* Do not consume large portions. This is applicable to both healthy and unhealthy food products

* Read the labels. Look at how much sodium, sugar and fat foods contain. Opt for healthy alternatives or the same product with less of such ingredients

* Drink low fat milk or water instead of those full of sugar and artificial flavor

Why?

Nutritious recipes focus on making sure there is a balance of the right types of food in your diet. This means the restrictions of certain foods and food groups. More fiber helps the gastrointestinal system work smoothly and effectively. Decreased fat and meat prevents the ingestion of too many carbohydrates. Sugar appearing too often in meal, often hidden in the ingredients of fruit drinks, pop and other drinks, increases the chances of tooth decay and obesity.4

Adjusting the diet to include low or no fat substitutes aids in the decrease of non-essential nutrients in the system and gets rid of “empty calories.” Consuming more fruit and vegetables help fight-off various diseases and disorders. This is the result of immune enhancing antioxidants present in a wide assortment of vegetables and fruit.

Reading labels is also important. Research indicates this not only to be the informative thing to do, but it can also help you stay on your diet.5 As for reducing the serving sizes – research shows that when you give larger portions, people tend to eat everything. The result is increased incidences of obesity.[6] Put less on their plate and make the meal filling. They will have sufficient nutrients and calories. They will also avoid such things as hypertension, high cholesterol, cardiovascular problems, obesity and type-2 diabetes.

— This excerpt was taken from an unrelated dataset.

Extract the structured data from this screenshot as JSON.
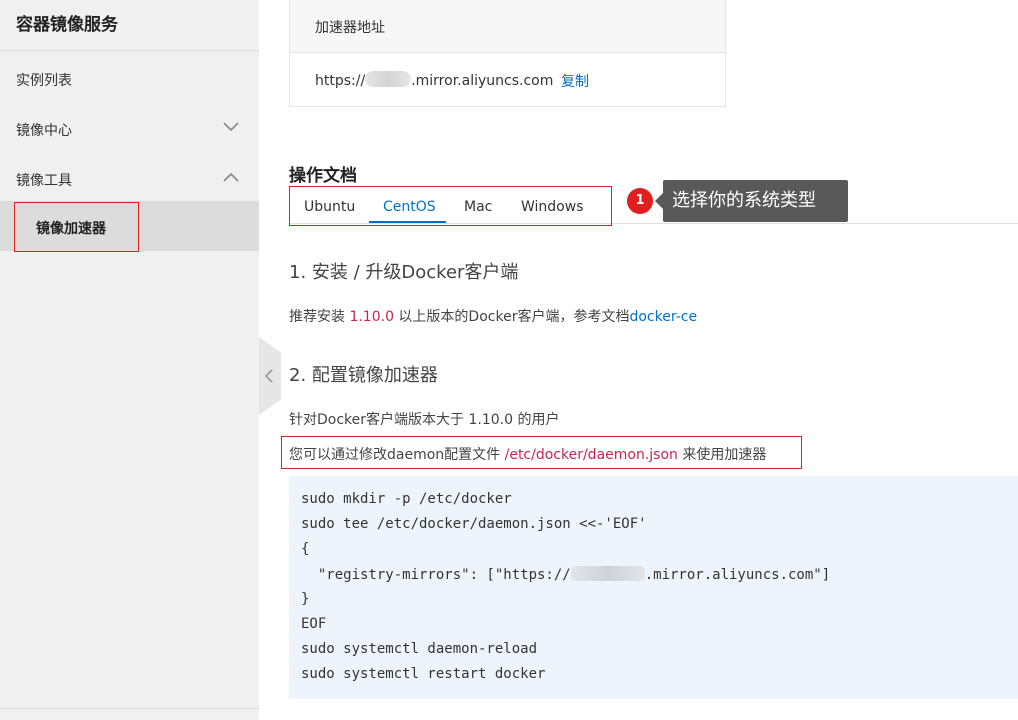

Conclusion

Meal planning involves many different aspects of preparatory work and implementation. Consult the USDA web sites for further tips on what and what not to eat. You can still enjoy your food while eating right. It is simply a matter of opening your mind, changing your diet and finding out how good healthy food can really taste.



References

1 Chapman, K. (2010). “Can People make Healthy Changes to their Diet and maintain them in the Long Term? A Review of the Evidence.” Appetite. 54(3): 433-441.

USDA (2011). “Choose MyPlate.” Retrieved from www.choosemyplate.gov/.

3 USDA (2011) “Dietary Guidelines.” Retrieved from www.choosemyplate.gov/guidelines/index.html.

Benjamin Caballero, B. (2007). “The Global Epidemic of Obesity: An Overview.” Epidemiologic Reviews. 29 (1): 1-5.

5 Mandal, B. (2010). “Use of Food Labels as a Weight Loss Behavior”. Journal of Consumer Affairs. 44:516–27.

6 Piernas, C. and Popkin B.M. (2011). “Food portion patterns and trends amongU.S. children and the relationship to total eating occasion size, 1977-2006.” Journal of Nutrition. 141(6):1159-64.

DISCLAIMER

The content provided on this site is for informational purposes only. Our content is not medical advice and you should seek a licensed physician or health professional regarding all health issues. WEIGHTLOSS.US takes no responsibility for any possible consequences from any treatment, procedure, exercise, dietary modification, or application of medication which results from reading this site.